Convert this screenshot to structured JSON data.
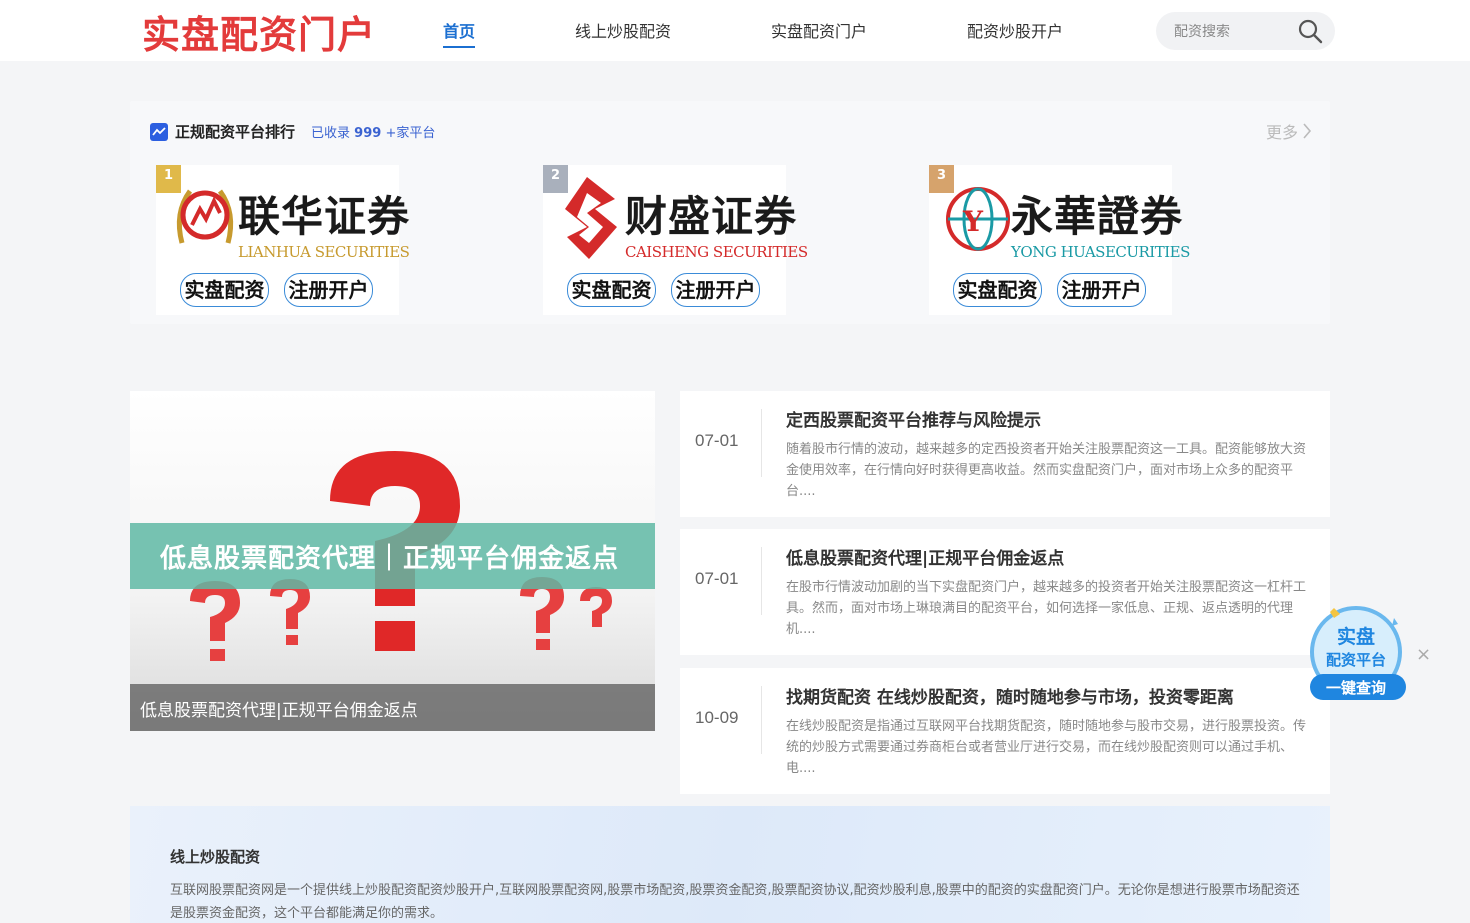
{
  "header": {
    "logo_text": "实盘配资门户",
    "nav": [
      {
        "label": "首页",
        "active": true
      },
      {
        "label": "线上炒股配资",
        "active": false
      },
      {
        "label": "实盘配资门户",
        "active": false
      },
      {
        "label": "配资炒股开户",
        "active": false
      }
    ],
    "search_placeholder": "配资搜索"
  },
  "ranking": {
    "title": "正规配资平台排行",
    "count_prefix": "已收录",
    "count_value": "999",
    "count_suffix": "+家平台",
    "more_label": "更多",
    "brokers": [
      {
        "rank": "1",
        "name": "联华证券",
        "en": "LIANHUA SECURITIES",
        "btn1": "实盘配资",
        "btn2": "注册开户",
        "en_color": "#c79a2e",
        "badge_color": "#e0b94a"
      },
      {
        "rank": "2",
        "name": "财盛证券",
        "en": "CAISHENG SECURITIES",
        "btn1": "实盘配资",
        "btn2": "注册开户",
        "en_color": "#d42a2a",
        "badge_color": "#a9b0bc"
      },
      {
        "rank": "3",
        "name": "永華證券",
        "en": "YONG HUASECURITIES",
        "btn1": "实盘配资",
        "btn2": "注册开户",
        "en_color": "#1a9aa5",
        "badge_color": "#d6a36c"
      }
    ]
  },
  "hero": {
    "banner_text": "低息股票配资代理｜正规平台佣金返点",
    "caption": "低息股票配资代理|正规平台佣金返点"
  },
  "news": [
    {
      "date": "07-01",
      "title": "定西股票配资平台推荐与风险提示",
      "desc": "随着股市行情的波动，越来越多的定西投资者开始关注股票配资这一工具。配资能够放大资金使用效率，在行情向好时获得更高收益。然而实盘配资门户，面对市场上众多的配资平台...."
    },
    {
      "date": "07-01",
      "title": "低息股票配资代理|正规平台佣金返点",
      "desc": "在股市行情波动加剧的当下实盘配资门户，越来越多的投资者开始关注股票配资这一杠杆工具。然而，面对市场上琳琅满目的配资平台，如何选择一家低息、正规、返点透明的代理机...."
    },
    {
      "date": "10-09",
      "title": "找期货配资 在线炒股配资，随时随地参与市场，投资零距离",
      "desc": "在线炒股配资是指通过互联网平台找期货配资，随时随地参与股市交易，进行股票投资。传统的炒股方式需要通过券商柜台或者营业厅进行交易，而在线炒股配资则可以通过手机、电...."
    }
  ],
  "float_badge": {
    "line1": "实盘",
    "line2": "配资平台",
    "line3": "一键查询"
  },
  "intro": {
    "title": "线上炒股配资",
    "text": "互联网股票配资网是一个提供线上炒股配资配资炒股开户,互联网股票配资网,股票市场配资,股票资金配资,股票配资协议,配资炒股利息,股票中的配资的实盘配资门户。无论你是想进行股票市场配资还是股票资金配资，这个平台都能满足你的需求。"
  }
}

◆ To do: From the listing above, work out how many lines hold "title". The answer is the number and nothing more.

◆ Expected answer: 5